TextInterfaceToListeners (at the bottom) was the starting point. Then I made a ConversationHistoryList (in the middle). The two are tied togeter in a TextInterfaceWithHistory, such that hitting send copies the message to the history and clicking a line in the history copies it to the input field. Next I made a ChooseConnectionPanel (at the top) and attached that to the TextInterfaceWithHistory inside a TextInterfaceToNetworkSession. Sure, it could have all been in one giant class… but that’s hard to manage, debug, or reuse.

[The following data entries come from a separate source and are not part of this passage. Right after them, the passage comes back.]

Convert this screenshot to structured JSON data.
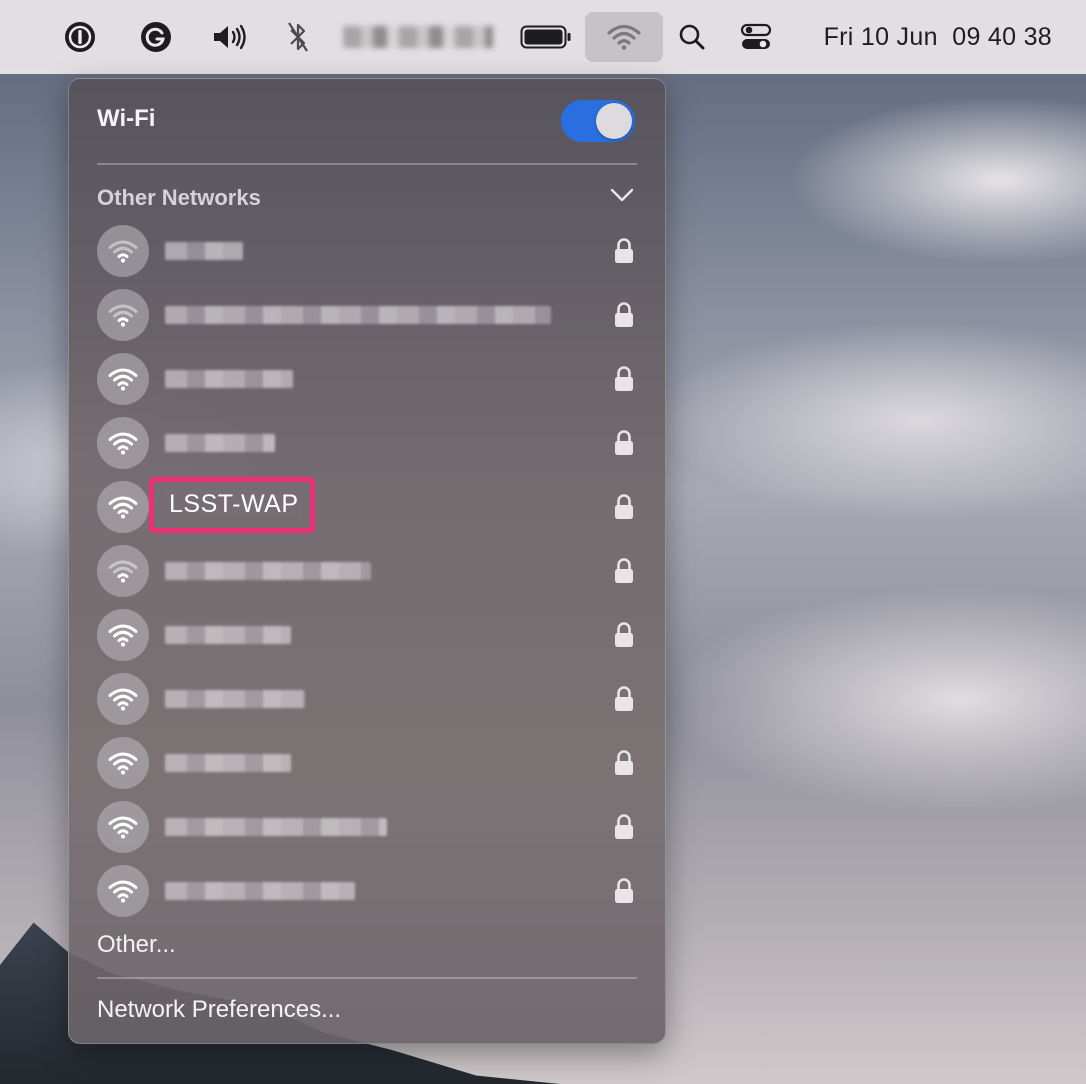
{
  "menubar": {
    "icons": [
      "onepassword-icon",
      "grammarly-icon",
      "volume-icon",
      "bluetooth-icon",
      "user-name-redacted",
      "battery-icon",
      "wifi-icon",
      "search-icon",
      "control-center-icon"
    ],
    "clock": {
      "day": "Fri",
      "date": "10 Jun",
      "time": "09 40 38"
    }
  },
  "wifi_panel": {
    "title": "Wi-Fi",
    "enabled": true,
    "accent": "#2a6fe0",
    "section_title": "Other Networks",
    "networks": [
      {
        "name": "",
        "redacted": true,
        "signal": "weak",
        "locked": true
      },
      {
        "name": "",
        "redacted": true,
        "signal": "weak",
        "locked": true
      },
      {
        "name": "",
        "redacted": true,
        "signal": "strong",
        "locked": true
      },
      {
        "name": "",
        "redacted": true,
        "signal": "strong",
        "locked": true
      },
      {
        "name": "LSST-WAP",
        "redacted": false,
        "signal": "strong",
        "locked": true,
        "highlighted": true
      },
      {
        "name": "",
        "redacted": true,
        "signal": "weak",
        "locked": true
      },
      {
        "name": "",
        "redacted": true,
        "signal": "strong",
        "locked": true
      },
      {
        "name": "",
        "redacted": true,
        "signal": "strong",
        "locked": true
      },
      {
        "name": "",
        "redacted": true,
        "signal": "strong",
        "locked": true
      },
      {
        "name": "",
        "redacted": true,
        "signal": "strong",
        "locked": true
      },
      {
        "name": "",
        "redacted": true,
        "signal": "strong",
        "locked": true
      }
    ],
    "other_label": "Other...",
    "preferences_label": "Network Preferences...",
    "highlight_color": "#ee2f76"
  }
}
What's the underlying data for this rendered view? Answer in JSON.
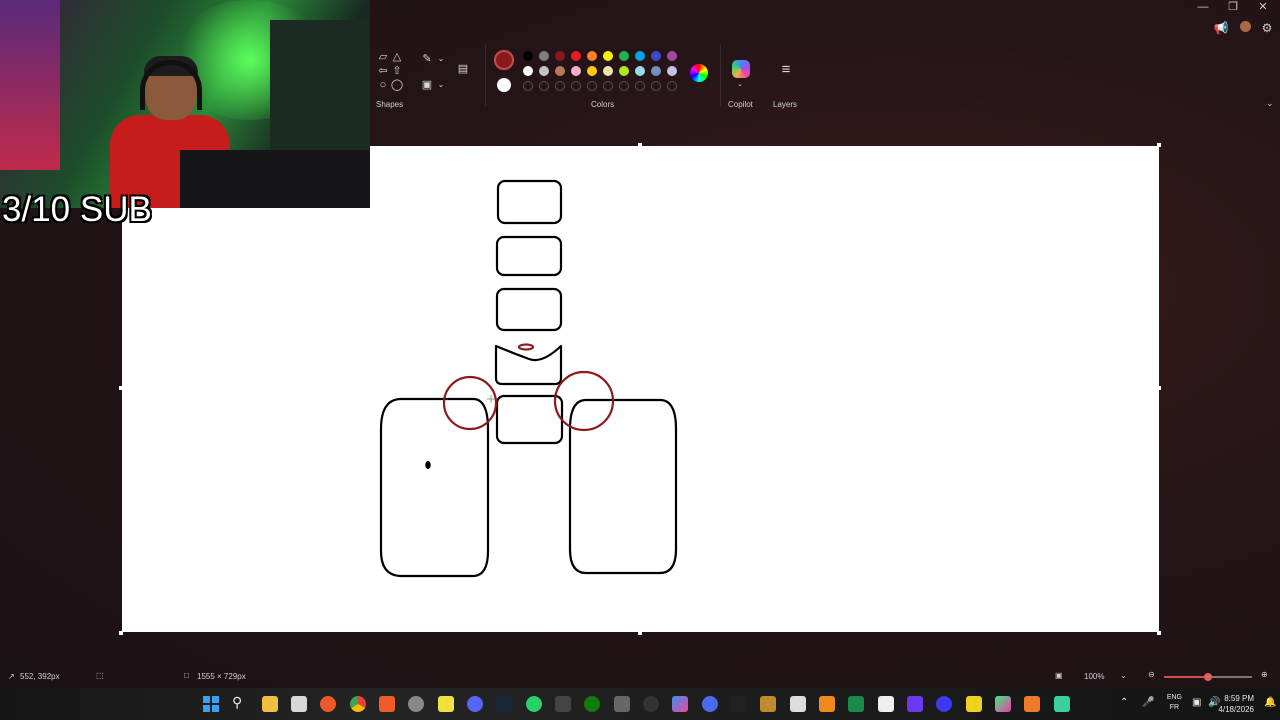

Having made all that, I found it was no better than the existing Arduino serial interface for talking to the robot. My biggest worry is that I make a typo and send the robot crashing through the table before I can hit the emergency stop. So to address this pain point, I needed a way to drive more intuitively.

The Dial

The Dial is drawn to scale whatever size you need. It listens for scrolling of the mouse wheel. Other classes can subscribe to get ActionEvents when the dial moves. This way the dial is loosely coupled and can be reused all over the place. For example,

Angle Driving

Using the dial I built a panel that is initialized with a virtual sixi3 robot.

The radio buttons on the left are pulled from the robot model. The AngleDriving system listens to the dial. When the Dial moves then AngleDriving looks at the selected button, finds the robot joint, and tweaks it by 1 degree.

Cartesian Driving

Moving the arm one joint at a time is fine some of the time, but sometimes I need to move in a straight line. I improved the look of the Dial a little bit and made this tool to move the end effector (finger tip) of the robot arm.

XYZ are straight line moves. Roll is a twist around Z, pitch a twist around X, and yaw a twist around Y. Each of these moves happens relative to the reference frame. The options for now are world, the first joint of the robot, and the end effector itself.

Read-only panels

Once I had that I needed more ways to visualize what the system was doing. The two types I made are the AngleReportPanel,

And the various matrix reports.

Each of these listens to the robot reporting a change to the end effector position.

Cartesian Driving with Jacobians

Big shout out to for the excellent Jupyter notebooks that helped me improve cartesian driving to work. For some time now I’ve been telling everyone how much I love Gradient Descent for moving the robot arm. Well… it turns out Gradient Descent is hard to tune and slow AF to converge on a solution, sometimes taking 30 seconds per millimeter. So, instead, based on Greer’s notes, I used the approximate Jacobian.

The approximate Jacobian is a matrix describing the relationship between joint velocity and cartesian velocity at a position. So from position A to position B have the cartesian difference {x,y,z,roll,pitch,yaw}, dAB.

  • I get the approximate Jacobian at A, aj.
  • I get the inverse or pseudoinverse of the Jacobian, aji,
  • Multiply aji * dAB to get is the amount to move each joint in the arm.
  • Apply the joint change and measure the error term.

I set up a loop to run (at most) 20 times. In practical terms it never seems to run more than 2 or 3 per step, and feels blazing fast.

Putting it all together

If you run the development version of Robot Overlord today and use Demos > Sixi 3 you’ll get this view and be able to drive the virtual robot by playing with the controls. Tweaking the dials moves the virtual robot. Sixi 3 UI listens for those changes and sends them through the RobotUI.chatInterface so they show up in the history and they move the real machine (if connected).

My next Thing is figuring out a nice way to run programs: loops, sequences, patterns, wait for signal, send signal, conditionals, and so on. The virtual robot does not know anything about gcode and my gut says it would be a really big mess to spread gcode around the app. I would love to jazz with you about this and find a Good Way to achieve the Thing.